- Have you travelled much before? – It’s probably not a good idea to make your first trip away from home somewhere far away for a lengthy amount of time. My first ‘big’ trip was Japan (incredible place, can’t recommend enough!) for 10 days, so although I was thousands of miles away from home, I would be seeing everyone soon. To have the best time possible, to share all of those memories, and to show them a place far far away from home that may be out of reach for them made me value the trip more.
- Are you doing this for you? – This is really simple… You will never be happy if you’re doing something to please someone else. Follow your own dreams!
Now if the answer to all those questions is YES then below are a few tips to help you get through that long flight…
- Distract yourself – Take earphones with you to watch TV or listen to music, pack some books and magazines, or start a conversation with the person next to you (if they look friendly!).
- Pack a sleep mask – I find it really difficult to get any sleep on a flight but once you slide your eye mask on you feel like you’re shutting the whole world out!
- Download a meditation app – I only practice meditation when I’m feeling stressed; can’t sleep; or need to slow my mind down. There are various free apps you can download and I promise you don’t have to sit cross-legged saying ‘omm’ for 10 minutes!
- Contacts – Join a Facebook group of others doing the same journey as you. I joined one when I did Americamp and it really helped to know that my feelings of homesickness, nervousness, and loneliness were normal.
- Make sure you’re organised – Limit messiness (I find being messy contributes to a negative mood) by packing your bag within plenty of time so you don’t have to waste time going backwards and forwards to the shops. That wasted time could be spent with family and friends!
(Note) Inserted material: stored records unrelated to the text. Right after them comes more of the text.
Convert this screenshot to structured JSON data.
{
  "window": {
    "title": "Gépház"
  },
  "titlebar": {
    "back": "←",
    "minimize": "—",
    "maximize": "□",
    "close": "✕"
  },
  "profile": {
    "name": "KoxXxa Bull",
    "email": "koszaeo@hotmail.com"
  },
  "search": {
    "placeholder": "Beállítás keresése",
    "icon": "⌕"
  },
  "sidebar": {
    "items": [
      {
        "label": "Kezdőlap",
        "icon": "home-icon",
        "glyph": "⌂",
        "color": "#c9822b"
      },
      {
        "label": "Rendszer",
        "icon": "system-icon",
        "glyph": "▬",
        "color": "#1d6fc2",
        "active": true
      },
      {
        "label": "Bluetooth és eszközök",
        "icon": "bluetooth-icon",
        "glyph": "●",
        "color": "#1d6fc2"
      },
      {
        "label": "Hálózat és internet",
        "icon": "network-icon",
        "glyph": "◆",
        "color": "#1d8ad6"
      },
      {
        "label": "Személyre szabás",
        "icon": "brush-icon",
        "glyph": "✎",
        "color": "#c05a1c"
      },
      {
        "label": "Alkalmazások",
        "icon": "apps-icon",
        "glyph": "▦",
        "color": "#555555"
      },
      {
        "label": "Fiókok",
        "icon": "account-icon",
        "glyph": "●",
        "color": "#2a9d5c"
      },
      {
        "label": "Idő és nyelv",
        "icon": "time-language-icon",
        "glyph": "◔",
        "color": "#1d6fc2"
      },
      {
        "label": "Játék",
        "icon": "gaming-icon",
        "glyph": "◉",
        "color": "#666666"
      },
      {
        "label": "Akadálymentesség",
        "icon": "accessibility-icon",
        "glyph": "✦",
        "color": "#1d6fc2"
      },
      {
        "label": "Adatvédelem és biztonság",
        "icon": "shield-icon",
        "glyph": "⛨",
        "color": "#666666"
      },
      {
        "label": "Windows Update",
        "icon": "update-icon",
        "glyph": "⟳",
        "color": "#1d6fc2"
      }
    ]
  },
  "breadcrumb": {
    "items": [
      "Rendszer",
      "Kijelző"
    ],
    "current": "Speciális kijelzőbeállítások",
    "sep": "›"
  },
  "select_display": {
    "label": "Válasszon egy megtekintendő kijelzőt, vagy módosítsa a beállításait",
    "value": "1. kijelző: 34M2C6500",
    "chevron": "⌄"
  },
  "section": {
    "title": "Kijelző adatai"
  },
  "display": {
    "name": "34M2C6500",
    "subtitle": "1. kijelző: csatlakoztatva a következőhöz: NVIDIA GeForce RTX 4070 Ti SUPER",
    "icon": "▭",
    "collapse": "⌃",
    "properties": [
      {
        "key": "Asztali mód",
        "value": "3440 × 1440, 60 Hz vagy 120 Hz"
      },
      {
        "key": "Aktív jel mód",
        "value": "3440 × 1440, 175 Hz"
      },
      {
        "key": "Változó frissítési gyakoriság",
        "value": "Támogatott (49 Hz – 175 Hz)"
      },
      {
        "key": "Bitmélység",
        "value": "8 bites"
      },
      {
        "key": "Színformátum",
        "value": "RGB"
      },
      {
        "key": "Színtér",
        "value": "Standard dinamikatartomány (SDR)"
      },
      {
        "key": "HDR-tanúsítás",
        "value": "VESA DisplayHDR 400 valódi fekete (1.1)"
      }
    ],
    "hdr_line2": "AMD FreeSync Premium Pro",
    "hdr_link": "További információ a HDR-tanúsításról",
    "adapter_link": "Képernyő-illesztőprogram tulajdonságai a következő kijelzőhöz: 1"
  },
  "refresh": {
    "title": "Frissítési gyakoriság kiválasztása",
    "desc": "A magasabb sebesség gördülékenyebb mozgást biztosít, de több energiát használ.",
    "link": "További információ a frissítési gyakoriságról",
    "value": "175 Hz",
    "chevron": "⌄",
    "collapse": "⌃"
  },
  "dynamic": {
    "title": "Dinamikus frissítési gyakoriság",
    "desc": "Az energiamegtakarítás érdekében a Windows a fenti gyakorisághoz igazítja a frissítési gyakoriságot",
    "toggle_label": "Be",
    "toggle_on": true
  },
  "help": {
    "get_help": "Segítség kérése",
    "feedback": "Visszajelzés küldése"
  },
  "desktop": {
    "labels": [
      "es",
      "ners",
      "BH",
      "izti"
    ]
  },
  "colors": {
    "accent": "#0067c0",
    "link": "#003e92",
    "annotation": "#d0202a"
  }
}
- Book some exciting trips – I had 30 days on my visa after Americamp to travel USA so I looked at trips I could take and States I wanted to go to when doubts and negative thoughts entered my mind.
- Look after yourself – Being ill on your trip paired with leaving home behind makes a trip look scary and impossible. Eat, drink, and sleep plenty!
- Start a journal – Write your emotions down. Write that you’re scared, sad, nervous because it will most likely help you feel better.
- Read some motivational articles/quotes – I love Pinterest because there are so many quotes that help to describe an emotion I’m feeling, or help to make me feel better, or help me to believe that I can do anything that I set my mind to.
- Keep in touch with family – Although it might make you feel worse about not being able to see them, your family are your support team. They are the ones telling you to follow your dreams so tell them when you’re unsure or nervous because they will help you remember why you are going on this trip. Just be careful you are not in contact too much as you may well get through the trip at the detriment of developing your independence.
I hope this post will help any first-time travellers either before or during your trip.
To travel is to live